Which Chinese emperor burned books?
Following the advice of his chief adviser Li Si , Qin Shi Huang , the first emperor of a unified China, ordered most previously existing books to be burned in order to avoid scholars' comparison of his reign with the past.
Discovery. The Terracotta Army was discovered on 29 March 1974 by farmers digging a water well approximately 1.5 kilometres (0.93 mi) east of the Qin Emperor's tomb mound at Mount Li (Lishan), a region riddled with underground springs and watercourses.
A republic was formally established on 1 January 1912 following the Xinhai Revolution, which itself began with the Wuchang Uprising on 10 October 1911, successfully overthrowing the Qing Dynasty and ending over two thousand years of imperial rule in China. From its founding until 1949 it was based on mainland China.
Near the unexcavated tomb of Qin Shi Huangdi—who had proclaimed himself first emperor of China in 221 B.C.—lay an extraordinary underground treasure: an entire army of life-size terra cotta soldiers and horses, interred for more than 2,000 years.
The Terracotta Army or the "Terra Cotta Warriors and Horses", is a collection of terracotta sculptures depicting the armies of Qin Shi Huang, the first Emperor of China.
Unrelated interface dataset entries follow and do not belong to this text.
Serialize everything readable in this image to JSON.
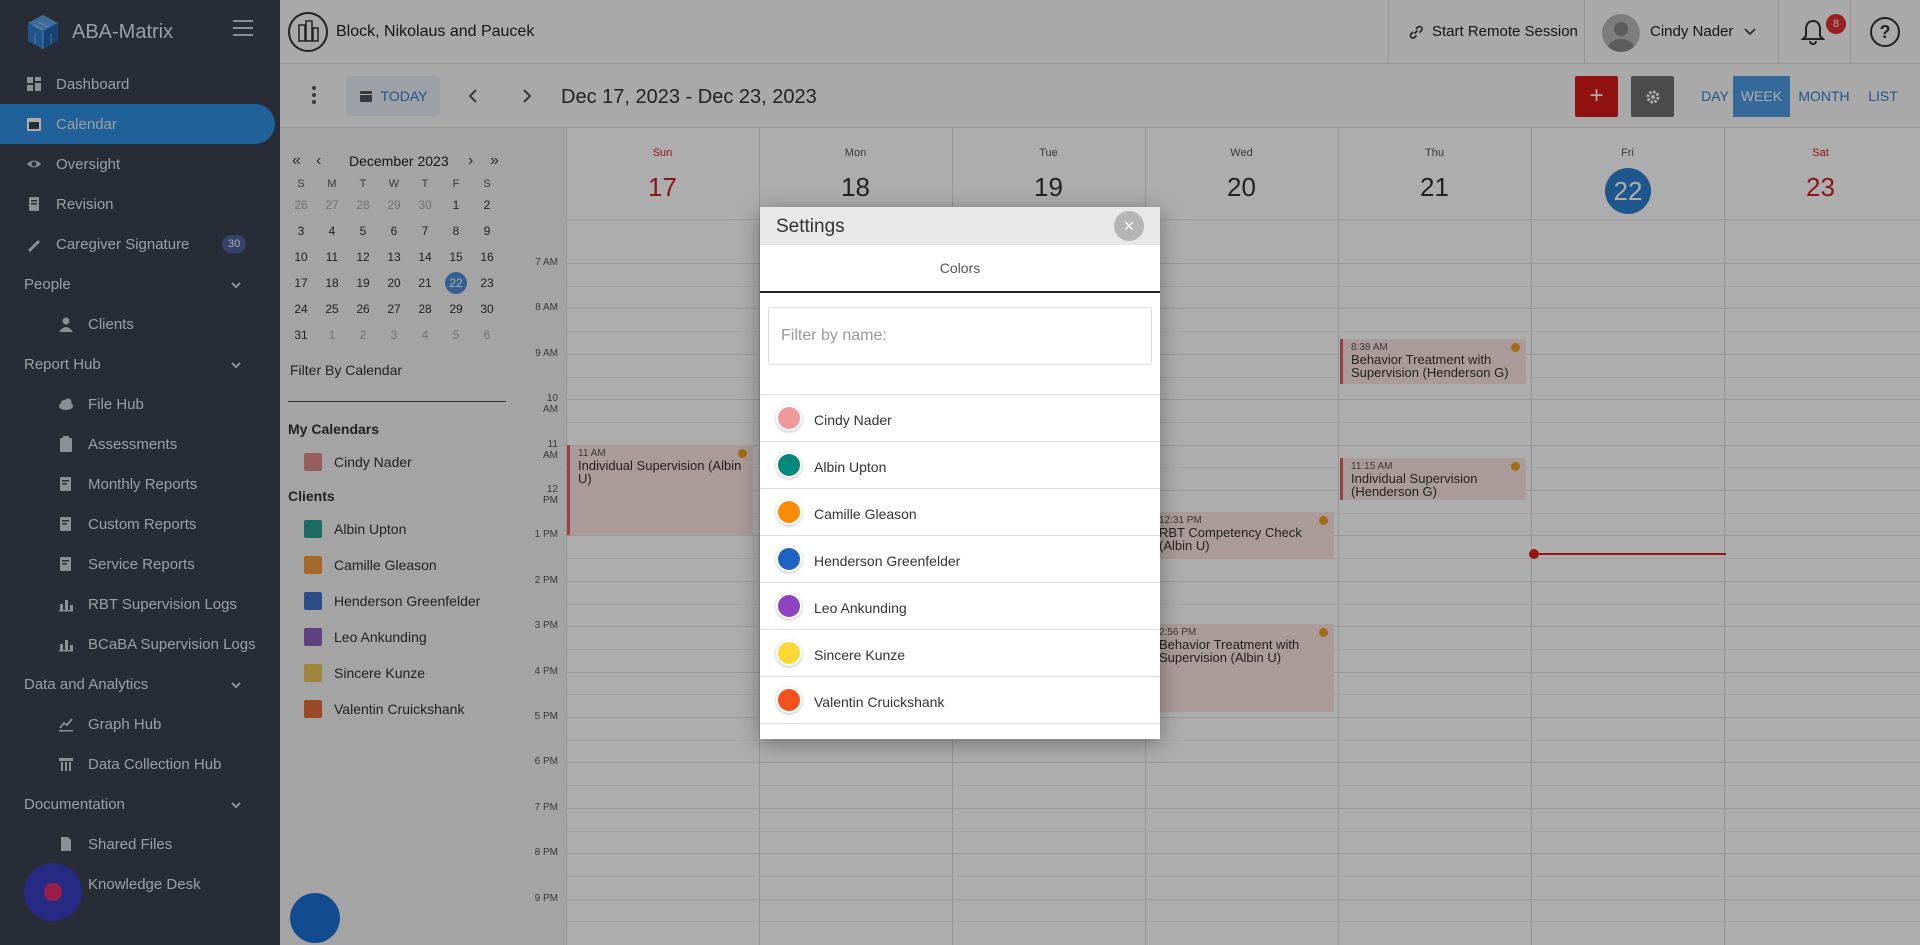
{
  "app": {
    "name": "ABA-Matrix"
  },
  "sidebar": {
    "items": [
      {
        "label": "Dashboard",
        "icon": "dashboard-icon",
        "level": "top"
      },
      {
        "label": "Calendar",
        "icon": "calendar-icon",
        "level": "top",
        "active": true
      },
      {
        "label": "Oversight",
        "icon": "eye-icon",
        "level": "top"
      },
      {
        "label": "Revision",
        "icon": "document-icon",
        "level": "top"
      },
      {
        "label": "Caregiver Signature",
        "icon": "signature-icon",
        "level": "top",
        "badge": "30"
      },
      {
        "label": "People",
        "level": "section"
      },
      {
        "label": "Clients",
        "icon": "person-icon",
        "level": "sub"
      },
      {
        "label": "Report Hub",
        "level": "section"
      },
      {
        "label": "File Hub",
        "icon": "cloud-icon",
        "level": "sub"
      },
      {
        "label": "Assessments",
        "icon": "clipboard-icon",
        "level": "sub"
      },
      {
        "label": "Monthly Reports",
        "icon": "report-icon",
        "level": "sub"
      },
      {
        "label": "Custom Reports",
        "icon": "report-icon",
        "level": "sub"
      },
      {
        "label": "Service Reports",
        "icon": "report-icon",
        "level": "sub"
      },
      {
        "label": "RBT Supervision Logs",
        "icon": "chart-icon",
        "level": "sub"
      },
      {
        "label": "BCaBA Supervision Logs",
        "icon": "chart-icon",
        "level": "sub"
      },
      {
        "label": "Data and Analytics",
        "level": "section"
      },
      {
        "label": "Graph Hub",
        "icon": "graph-icon",
        "level": "sub"
      },
      {
        "label": "Data Collection Hub",
        "icon": "collection-icon",
        "level": "sub"
      },
      {
        "label": "Documentation",
        "level": "section"
      },
      {
        "label": "Shared Files",
        "icon": "file-icon",
        "level": "sub"
      },
      {
        "label": "Knowledge Desk",
        "icon": "book-icon",
        "level": "sub"
      }
    ]
  },
  "topbar": {
    "org_name": "Block, Nikolaus and Paucek",
    "remote_label": "Start Remote Session",
    "user_name": "Cindy Nader",
    "notification_count": "8",
    "help_label": "?"
  },
  "toolbar": {
    "today_label": "TODAY",
    "range": "Dec 17, 2023 - Dec 23, 2023",
    "add_label": "+",
    "views": [
      "DAY",
      "WEEK",
      "MONTH",
      "LIST"
    ],
    "active_view": "WEEK"
  },
  "minical": {
    "month": "December 2023",
    "dow": [
      "S",
      "M",
      "T",
      "W",
      "T",
      "F",
      "S"
    ],
    "weeks": [
      [
        "26",
        "27",
        "28",
        "29",
        "30",
        "1",
        "2"
      ],
      [
        "3",
        "4",
        "5",
        "6",
        "7",
        "8",
        "9"
      ],
      [
        "10",
        "11",
        "12",
        "13",
        "14",
        "15",
        "16"
      ],
      [
        "17",
        "18",
        "19",
        "20",
        "21",
        "22",
        "23"
      ],
      [
        "24",
        "25",
        "26",
        "27",
        "28",
        "29",
        "30"
      ],
      [
        "31",
        "1",
        "2",
        "3",
        "4",
        "5",
        "6"
      ]
    ],
    "selected": "22"
  },
  "calendars": {
    "filter_label": "Filter By Calendar",
    "my_heading": "My Calendars",
    "my": [
      {
        "name": "Cindy Nader",
        "color": "#e08a8a"
      }
    ],
    "clients_heading": "Clients",
    "clients": [
      {
        "name": "Albin Upton",
        "color": "#2a9d8f"
      },
      {
        "name": "Camille Gleason",
        "color": "#f09a3e"
      },
      {
        "name": "Henderson Greenfelder",
        "color": "#3f72c4"
      },
      {
        "name": "Leo Ankunding",
        "color": "#8f5fc0"
      },
      {
        "name": "Sincere Kunze",
        "color": "#eac55a"
      },
      {
        "name": "Valentin Cruickshank",
        "color": "#e36b3a"
      }
    ]
  },
  "week": {
    "days": [
      {
        "dow": "Sun",
        "num": "17"
      },
      {
        "dow": "Mon",
        "num": "18"
      },
      {
        "dow": "Tue",
        "num": "19"
      },
      {
        "dow": "Wed",
        "num": "20"
      },
      {
        "dow": "Thu",
        "num": "21"
      },
      {
        "dow": "Fri",
        "num": "22"
      },
      {
        "dow": "Sat",
        "num": "23"
      }
    ],
    "hours": [
      "7 AM",
      "8 AM",
      "9 AM",
      "10 AM",
      "11 AM",
      "12 PM",
      "1 PM",
      "2 PM",
      "3 PM",
      "4 PM",
      "5 PM",
      "6 PM",
      "7 PM",
      "8 PM",
      "9 PM"
    ],
    "events": [
      {
        "time": "11 AM",
        "title": "Individual Supervision (Albin U)"
      },
      {
        "time": "8:38 AM",
        "title": "Behavior Treatment with Supervision (Henderson G)"
      },
      {
        "time": "11:15 AM",
        "title": "Individual Supervision (Henderson G)"
      },
      {
        "time": "12:31 PM",
        "title": "RBT Competency Check (Albin U)"
      },
      {
        "time": "2:56 PM",
        "title": "Behavior Treatment with Supervision (Albin U)"
      }
    ]
  },
  "modal": {
    "title": "Settings",
    "close_label": "×",
    "tab": "Colors",
    "filter_placeholder": "Filter by name:",
    "colors": [
      {
        "name": "Cindy Nader",
        "color": "#ef9a9a"
      },
      {
        "name": "Albin Upton",
        "color": "#00897b"
      },
      {
        "name": "Camille Gleason",
        "color": "#fb8c00"
      },
      {
        "name": "Henderson Greenfelder",
        "color": "#1e63c4"
      },
      {
        "name": "Leo Ankunding",
        "color": "#8e44c0"
      },
      {
        "name": "Sincere Kunze",
        "color": "#fdd835"
      },
      {
        "name": "Valentin Cruickshank",
        "color": "#f4511e"
      }
    ]
  }
}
It is a form of funerary art buried with the emperor in 210–209 BC and whose purpose was to protect the emperor in his afterlife.
The Forbidden City is a palace complex in central Beijing, China. The former Chinese imperial palace from the Ming dynasty to the end of the Qing dynasty—the years 1420 to 1912, it now houses the Palace Museum. Both museums descend from the same institution, but were split after the Chinese Civil War.
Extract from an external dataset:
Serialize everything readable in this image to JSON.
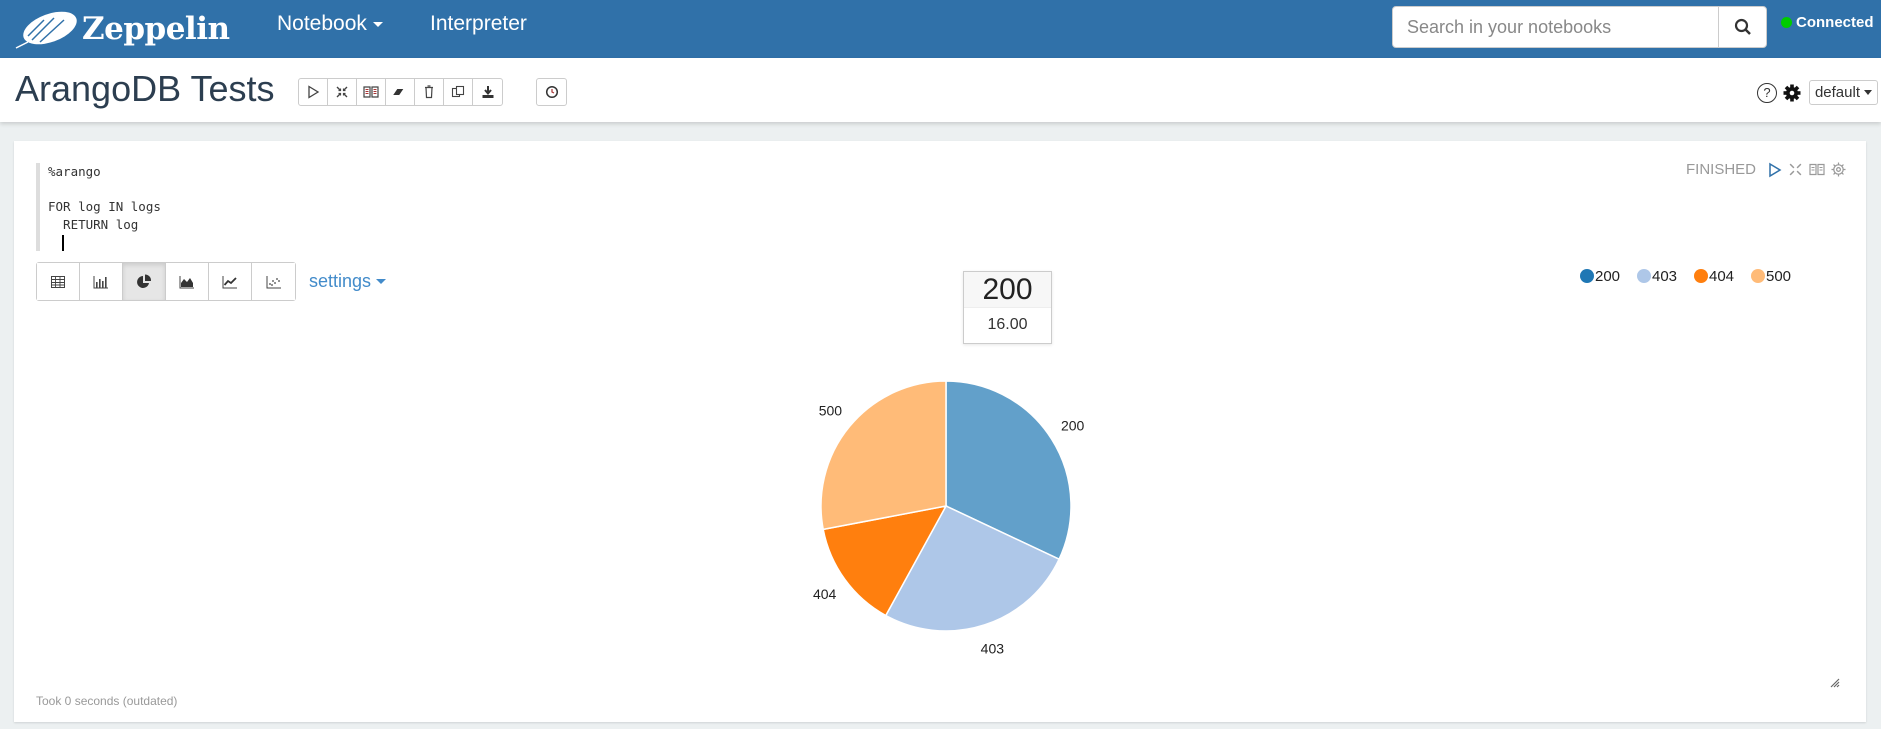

In 1974, peasants digging a well near the city of Xian, in Shaanxi province, China, stumbled upon a cache of life-size, terracotta figures of soldiers at what was later determined to be the burial complex of the first emperor of the Qin Dynasty, Qin Shi Huang (259 B.C.-210 B.C.).
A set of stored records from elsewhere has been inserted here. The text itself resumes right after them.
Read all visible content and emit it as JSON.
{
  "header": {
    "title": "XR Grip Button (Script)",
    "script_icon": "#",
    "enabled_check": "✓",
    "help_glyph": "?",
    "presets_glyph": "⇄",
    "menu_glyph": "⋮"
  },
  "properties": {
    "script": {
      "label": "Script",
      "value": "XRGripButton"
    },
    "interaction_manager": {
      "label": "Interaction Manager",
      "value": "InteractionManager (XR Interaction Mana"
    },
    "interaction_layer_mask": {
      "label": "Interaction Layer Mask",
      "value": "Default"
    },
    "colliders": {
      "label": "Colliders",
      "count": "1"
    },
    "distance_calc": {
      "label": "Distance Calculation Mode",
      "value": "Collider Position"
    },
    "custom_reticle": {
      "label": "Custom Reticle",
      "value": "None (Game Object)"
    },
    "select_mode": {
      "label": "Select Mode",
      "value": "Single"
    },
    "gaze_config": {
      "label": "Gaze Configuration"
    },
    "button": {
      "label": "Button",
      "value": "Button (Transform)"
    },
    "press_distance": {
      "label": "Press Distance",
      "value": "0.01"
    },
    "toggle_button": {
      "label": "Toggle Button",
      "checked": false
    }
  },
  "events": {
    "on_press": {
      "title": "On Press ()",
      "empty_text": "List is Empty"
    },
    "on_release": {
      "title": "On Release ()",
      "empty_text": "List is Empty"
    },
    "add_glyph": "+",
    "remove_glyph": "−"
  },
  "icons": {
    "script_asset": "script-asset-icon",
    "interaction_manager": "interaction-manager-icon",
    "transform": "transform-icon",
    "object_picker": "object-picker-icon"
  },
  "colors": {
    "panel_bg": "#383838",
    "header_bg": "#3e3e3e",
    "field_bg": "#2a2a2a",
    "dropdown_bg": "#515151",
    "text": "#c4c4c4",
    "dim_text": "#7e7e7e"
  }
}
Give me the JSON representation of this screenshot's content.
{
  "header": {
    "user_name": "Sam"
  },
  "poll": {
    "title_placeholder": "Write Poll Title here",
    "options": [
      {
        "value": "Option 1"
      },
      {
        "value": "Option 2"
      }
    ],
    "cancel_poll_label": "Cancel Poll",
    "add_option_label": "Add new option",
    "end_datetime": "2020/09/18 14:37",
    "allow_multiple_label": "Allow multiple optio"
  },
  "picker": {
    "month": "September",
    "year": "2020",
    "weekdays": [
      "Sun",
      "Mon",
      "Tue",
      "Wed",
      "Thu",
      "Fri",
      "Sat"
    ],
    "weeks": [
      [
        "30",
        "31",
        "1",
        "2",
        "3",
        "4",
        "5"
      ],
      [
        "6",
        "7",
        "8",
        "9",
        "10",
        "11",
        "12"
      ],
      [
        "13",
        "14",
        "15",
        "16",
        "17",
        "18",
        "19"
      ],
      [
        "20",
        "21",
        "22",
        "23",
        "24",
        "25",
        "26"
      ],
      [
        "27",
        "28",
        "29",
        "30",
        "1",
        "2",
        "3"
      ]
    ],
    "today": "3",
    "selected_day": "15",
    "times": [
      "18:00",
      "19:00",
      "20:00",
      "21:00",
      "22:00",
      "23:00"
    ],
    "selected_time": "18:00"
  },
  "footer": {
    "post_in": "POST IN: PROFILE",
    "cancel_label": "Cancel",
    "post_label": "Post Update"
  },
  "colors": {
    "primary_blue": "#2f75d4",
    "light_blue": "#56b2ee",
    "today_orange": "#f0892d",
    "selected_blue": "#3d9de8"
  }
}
It is found either as a native metal (rare) or in cinnabar, metacinnabar, corderoite, livingstonite and other minerals, with cinnabar (HgS) being the most common ore. Mercury ores usually occur in very young orogenic belts where rocks of high density are forced to the crust of Earth, often in hot springs or other
The Great Wall of China is a series of fortifications made of stone, brick, tamped earth, wood, and other materials, generally built along an east-to-west line across the historical northern borders of China to protect the Chinese states and empires against the raids and invasions of the various nomadic groups of the
Chinese terra cotta warriors had real, and very carefully made, weapons. The 7,000 soldiers buried with Qin Shi Huang in 210 B.C. were made of clay.
The soldiers are in trenchlike, underground corridors. In some of the corridors, clay horses are aligned four abreast; behind them are wooden chariots. The terra-cotta army, as it is known, is part of an elaborate mausoleum created to accompany the first emperor of China into the afterlife, according to archaeologists.
In 1974 some chinese farmers working at establishing a water well at a rural location in Lintong county, Shaanxi province, near Xian, China, stumbled upon an astonishing find in the form of some large-scale terracotta warriors buried in the ground in which they were digging.
The figures vary in height (183-195 cm - 6ft-6ft 5in), according to their role, the tallest being the generals. The figures include warriors, chariots, horses, officials, acrobats, strongmen, and musicians.
Qin Dynasty was the first unified, multi-national and power-centralized state in the Chinese history. It lasted from 221 BC to 207 BC. Although surviving only 15 years, the dynasty held an important role in Chinese history and it exerted great influence on the following dynasties.
Xia dynasty, Wade-Giles romanization Hsia, (c. 2070–c. 1600 bc), early Chinese dynasty mentioned in legends. According to legend, the founder was Yu, who was credited with having engineered the draining of the waters of a great flood (and who was later identified as a deified lord of the harvest).